▶ [Available data]
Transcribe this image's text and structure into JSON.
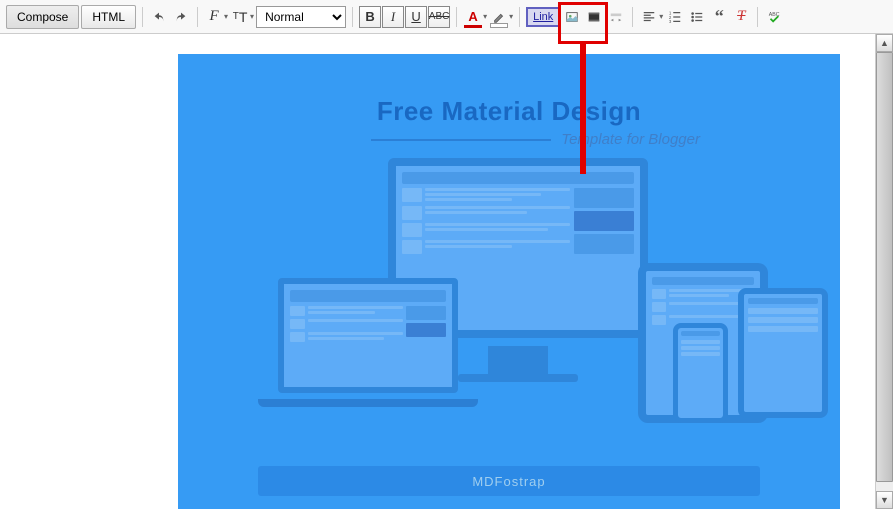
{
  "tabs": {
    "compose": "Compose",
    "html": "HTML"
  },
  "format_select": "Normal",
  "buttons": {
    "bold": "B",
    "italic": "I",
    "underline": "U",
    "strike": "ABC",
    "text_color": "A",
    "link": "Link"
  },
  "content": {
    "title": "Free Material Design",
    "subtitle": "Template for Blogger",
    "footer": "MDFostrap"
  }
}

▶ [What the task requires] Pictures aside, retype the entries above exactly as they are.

▶ [Answer]
Transcribe this image's text and structure into JSON.
{
  "tabs": {
    "compose": "Compose",
    "html": "HTML"
  },
  "format_select": "Normal",
  "buttons": {
    "bold": "B",
    "italic": "I",
    "underline": "U",
    "strike": "ABC",
    "text_color": "A",
    "link": "Link"
  },
  "content": {
    "title": "Free Material Design",
    "subtitle": "Template for Blogger",
    "footer": "MDFostrap"
  }
}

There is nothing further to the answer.